Gretchen Rubin wrote in The Happiness Project about the year she spent “test-driving the wisdom of the ages, the current scientific studies, and the lessons from popular culture about how to be happy.” The Puppiness Project is my attempt to learn the same from
Honey, my Golden Retriever Chérie, our visiting Foster Pup.
Don’t Cry For Me.
It could be easy to feel sorry for Chérie.
- She’s homeless at 1 1/2 years old.
- She’s fighting some kind of skin infection.
- Because she was just spayed on Friday, she’s not allowed rough play.
- Oh, and she has a crippled hind leg. The folks at the SPCA speculate that an old injury was never treated.
But Chérie does not feel sorry for herself. She copes with whatever life throws at her with resilience, sweetness, and just a little bit of mischief.
I’m Scared. But That Won’t Stop Me.
This morning I took Chérie for her walk while Mike and Honey slept in. When we got outside, we heard distant rolling thunder. It made Chérie uneasy but we set out.
About half way up the next block, Chérie turned back toward home. She led the way into the back yard. And, once there, she keep looking up at the door for Honey.
Yes, I’m a little slow. But I finally figured out she wanted her friend to join us on our walk.
Luckily Honey and Mike are very forgiving about being woken up early. So they joined us on our walk. And Cherie was just fine. She needed something to make her feel comfortable, she asked for it the only way she could, and she moved on.

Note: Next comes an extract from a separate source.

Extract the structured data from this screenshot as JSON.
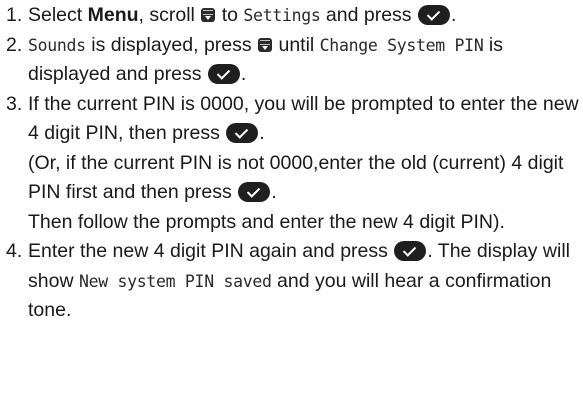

Causing Trouble is a Sign of Fun.
Chérie, with her gimpy back leg and shy manner, might fool some into thinking she’d never get into trouble. But she has a sense of mischief. We’re having to remember we’re now living with a dog with a mild tendency to counter surf. And just a few moments ago, Chérie did something sly.
She walked up to the living room table, took a little sniff, and ever so gently took my bookmark out of the book I was reading with her teeth. She looked back at me with a silly gleam in her eye and deposited it on the rug. Chérie looked at the bookmark for a few seconds as if she was thinking of shredding it but decided not to.
It’s good to see her causing little bits of trouble. Especially since she listens so well when she’s doing something we really don’t want her to do.
Her sense of mischief shows us just how resilient this young pup is.
Foster Dogs Teach Us Resilience.
Let’s face it. No one has a life free of problems.
But, if we can learn to recover quickly from setbacks, we’ll be much more successful in life.
Neither my husband or I are emotionally resilient. We have a strong tendency to hang on to our hurts. And that’s not good. It’s a big time waster for one.
That’s why we’re both trying to learn how to bounce back quickly when things pull us down. We can’t change the things that happen to us in this world. But we can control our reactions to them.
Luckily we have a good tutor in having a positive attitude in Chérie.
She’s Gonna Be Just Fine.
Because of her resilience, Chérie is going to be great when she finds her new family.
- She’s friendly to every person she meets.
- She greets dogs easily and without excitement.
- Although she’s unsure of new things, she doesn’t let that stop her from exploring her world. I’d call her Cautious Curious.
- Her gait draws notice from everyone who sees her. But her old injury doesn’t seem to cause her pain and it certainly doesn’t keep her from enjoying her walks.
- She’s affectionate and loves to cuddle.
Chérie is a dog who bounces but doesn’t break. I want to be more like her.